Date of Award


Degree Type


Degree Name





Psychology, Social.

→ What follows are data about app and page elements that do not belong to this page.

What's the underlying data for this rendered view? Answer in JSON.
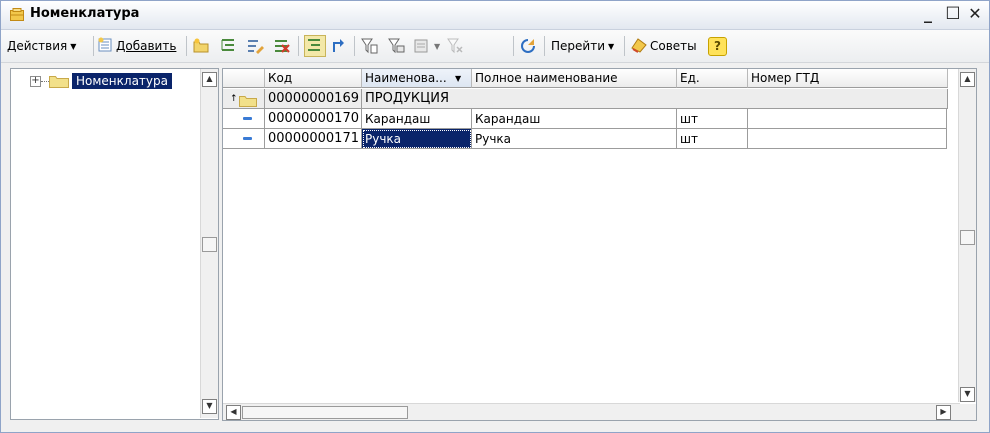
{
  "window": {
    "title": "Номенклатура",
    "minimize_glyph": "_",
    "maximize_glyph": "☐",
    "close_glyph": "✕"
  },
  "toolbar": {
    "actions_label": "Действия",
    "add_label": "Добавить",
    "goto_label": "Перейти",
    "tips_label": "Советы",
    "help_label": "?",
    "icons": [
      "add-folder-icon",
      "add-copy-icon",
      "edit-icon",
      "delete-icon",
      "hierarchy-toggle-icon",
      "move-to-parent-icon",
      "filter-icon",
      "filter-by-value-icon",
      "filter-history-icon",
      "clear-filter-icon",
      "refresh-icon"
    ]
  },
  "tree": {
    "root_label": "Номенклатура",
    "expand_glyph": "⊞"
  },
  "grid": {
    "columns": [
      "Код",
      "Наименова...",
      "Полное наименование",
      "Ед.",
      "Номер ГТД"
    ],
    "sort_glyph": "▼",
    "rows": [
      {
        "type": "group",
        "code": "00000000169",
        "name": "ПРОДУКЦИЯ",
        "full_name": "",
        "unit": "",
        "gtd": ""
      },
      {
        "type": "item",
        "code": "00000000170",
        "name": "Карандаш",
        "full_name": "Карандаш",
        "unit": "шт",
        "gtd": ""
      },
      {
        "type": "item",
        "code": "00000000171",
        "name": "Ручка",
        "full_name": "Ручка",
        "unit": "шт",
        "gtd": ""
      }
    ]
  },
  "colors": {
    "selection": "#0a246a",
    "folder": "#e8d27a",
    "item_marker": "#3a7bd5"
  }
}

Television is nearly universal and young children are among the prime viewers. Citizens are concerned that television with its high rate of violence may be a more important guide to behavior than parents or teachers. This study investigates the effects on children's behavior of viewed aggression varying both the level to which viewed actions are represented as authentic portrayals of real-life aggressive behavior and the level of approval for the portrayed behavior that is provided by an adult co-viewer. A critical review of the literature resulted in three hypotheses: increasing levels of authenticity and adult co-viewer approval associated with a portrayal of aggressive behavior interact to increase levels of children's aggression as a result of the viewed presentation (Hypothesis I); levels of children's aggressive behavior will decrease directly with decreasing levels of authenticity associated with viewed aggression (Hypothesis II); and levels of children's aggressive behavior will decrease directly with decreasing levels of adult co-viewer approval expressed towards portrayals of aggression (Hypothesis III). A 3 x 2 factorial design was used. The first factor represents three levels of increasing adult co-viewer approval and the second represents two levels of authenticity of the scene. The subjects, 84 public school boys ranging in age from 10 to 13 years, were randomly assigned in equal numbers to one of the six experimental conditions. Each subject observed an aggressive scene on television while an adult co-viewer expressed either verbal approval, no comment, or verbal disapproval. These three conditions were combined with presentation of the scene with either a "high" or "low" level of authenticity (i.e., real or simulated aggression). Pre- and post-tests were conducted before and after the manipulation of the independent variables to obtain measures of each subject's aggressiveness. Duration and frequency of button-pressing responses, through which a subject ostensibly could anonymously either "help" or "interfere" with a peer's behavior were recorded. The procedure concluded with a post-experimental questionnaire which in part tested the validity of the experimental procedure and the impact of the independent variables. The data from the pre- and post-tests supported Hypothesis III. While the trends for Hypothesis I and Hypothesis II were in the predicted direction they were non-significant. It appears that the impact of televised aggression upon children's behavior is highly dependent on adult co-viewer comments. Disapproving comments or approving comments tend to respectively decrease or increase children's subsequent levels of aggression. Varying levels of authenticity had a marginal impact upon children's reaction to the presentation but did not significantly interact with the approval variable. Previous studies which showed that varying the levels of authenticity of the viewed material affect children's subsequent behavior, involved more salient modes of specifying authenticity and unlike the present study tested the impact of the presentation with obvious adult surveillance during testing. The present manipulation of the level of authenticity showed no significant effect and no interaction with the approval variable. This study suggests that televised violence should not be viewed as a threat to parental authority. When adults, perhaps unknowingly, indicate approval of violence, television may stimulate aggression. Adults who ignore television or see it as a baby-sitter, may be permitting haphazard factors to influence their children's learning of social standards. Television, however, can be used by adults as an effective teaching tool. Parents can teach and reinforce their standards of behavior even with programming presenting contrary messages by showing their approval or disapproval of the programs.Dept. of Psychology. Paper copy at Leddy Library: Theses & Major Papers - Basement, West Bldg. / Call Number: Thesis1980 .G643. Source: Dissertation Abstracts International, Volume: 42-03, Section: B, page: 1231. Thesis (Ph.D.)--University of Windsor (Canada), 1981.